The purpose of human earthly life is the preparation for heavenly life, Patriarch Daniel said Sunday in his homily delivered during the Divine Liturgy celebrated at the Romanian Saints Hall of the Patriarchal Residence.
His Beatitude Patriarch Daniel reflected on the Bible readings, explaining that the Kingdom of Heaven is not a matter of eating and drinking, but of righteousness, peace and joy in the Holy Spirit (Romans 14:17). That is why we ought to change our lives, by opening ourselves to God’s love and by helping our neighbours, and not by living a selfish, exclusively biological live.
The Gospel calls us to change, the patriarch said, because the Kingdom of Heaven means to remodel the way we think, we live and act. His Beatitude pointed to the fact that Christ the Lord combined the preaching of repentance with miraculous, healing and delivering acts. Thus, the patriarch noted, Jesus Christ was strengthening His words by performing merciful deeds.
Christ teaches us to add charity deeds to the preaching of the Gospel, he said adding that since the first centuries the Church has been taking care of the sick, the poor, of travelers, and of every soul in need of help.
The patriarch noted that especially the Saints fulfilled the apostolic ministry of preaching Christ’s Gospel in word and deed. Referring to the Saints, His Beatitude said that they carry Christ within them through prayer, and make Him manifest to the world through good deeds.
In his homily, the Patriarch referred to the Synaxis of all Romanian Saints commemorated by the Romanian faithful on the second Sunday after Pentecost.
Today we commemorate the Synaxis of all Romanian Saints known and unknown, Patriarch Daniel said, both those who were canonized and included in our calendar and those who have not been canonized yet by the Church. He went on to say that some of them are known only by God, who will make them manifest when and how He desires. At Christ’s second coming, he said, Saints will shine like the stars and that the holiness of their souls will be made manifest through their risen and glorified bodies.
The Patriarch reflected on the Christianization of the Romanian people that was based on the preaching of Saint Andrew the Apostle and his disciples in the Southeast region of Romania (in today’s Dobrudja).
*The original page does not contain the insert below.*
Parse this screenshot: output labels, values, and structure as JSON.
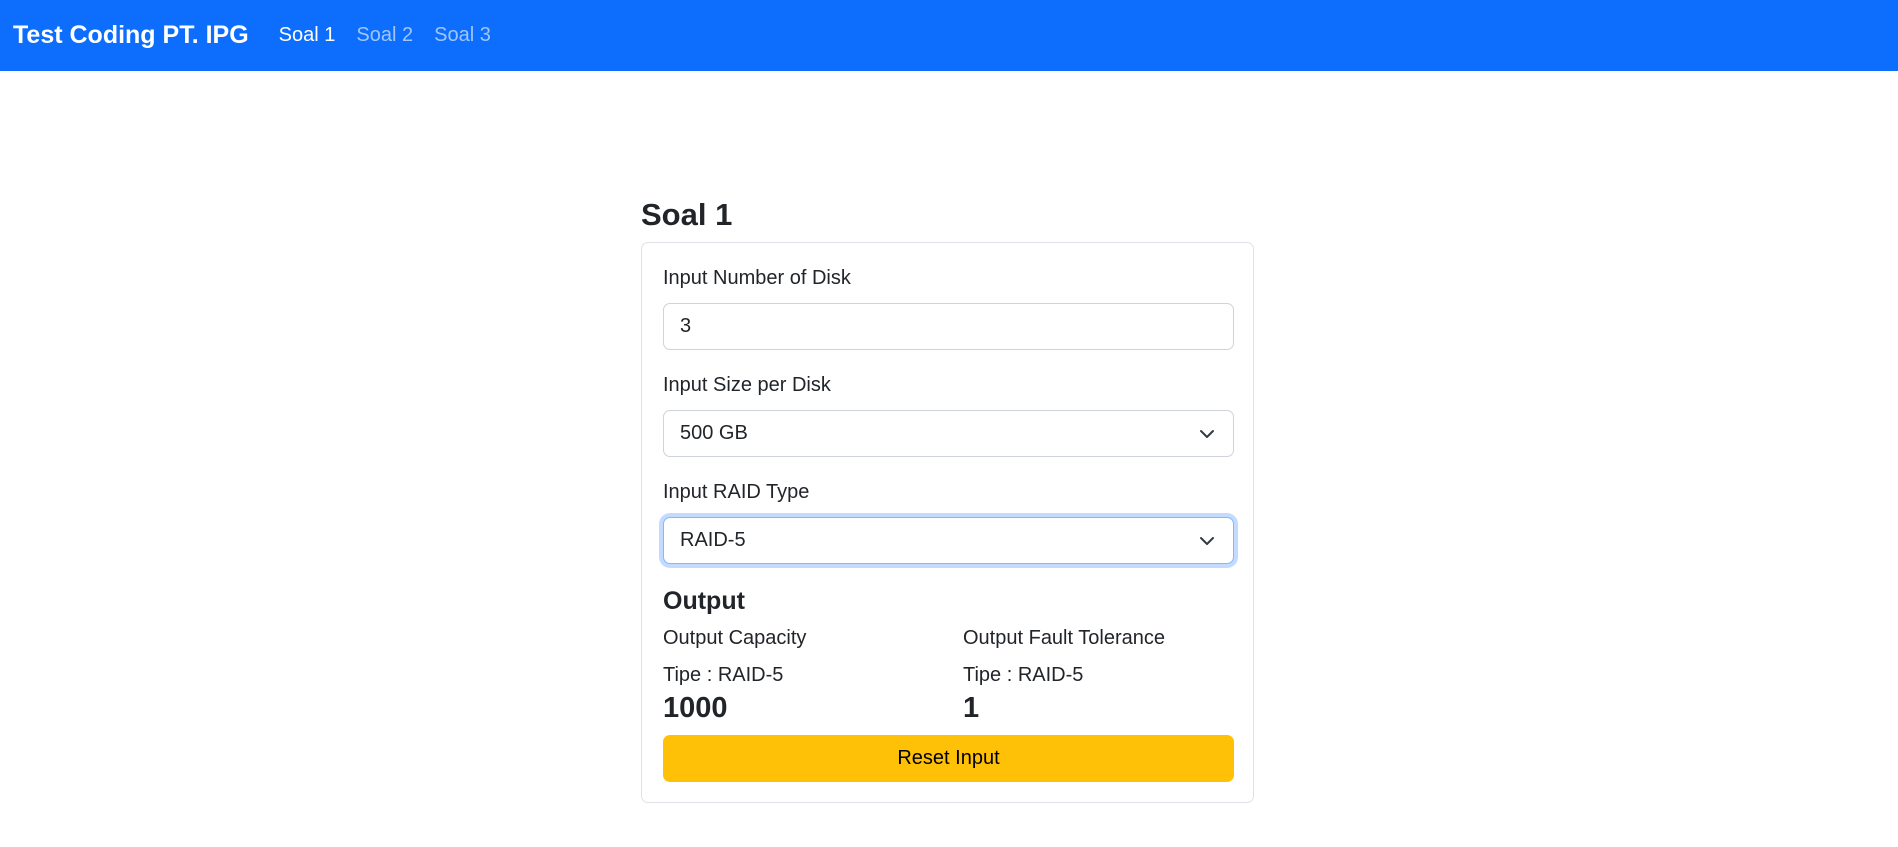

Because it was not a formal, ordered Christianization, but from human to human, developed at the same time with the formation of our nation from Dacians and Romans, the patriarch said, Christianity has deep roots in the soul of the Romanian people.
The Romanian nation, he said, has not lost its faith despite many trials. History shows us that it resisted during the invasions of the migratory peoples, during many later proselytizing pressures of other heterodox Christian confessions, and during the atheistic ideological pressure under the communist regime.
His Beatitude ended his speech saying that the Romanian Saints are intercessors for the Romanian people before the throne of the Holy Trinity who pray for the preservation of the Orthodox faith, for its conveyance to younger generations, for the cultivation of the holiness of life and of the deeds of merciful love.
Prior to the celebration of the Divine Liturgy, the Patriarch of Romania blessed 200 antimensia to be used in several chapels.
Through the decision of the Holy Synod, the Romanian Orthodox Church ordained in 1992 that the Synaxis of All Romanian Saints be honoured on the Second Sunday after Pentecost.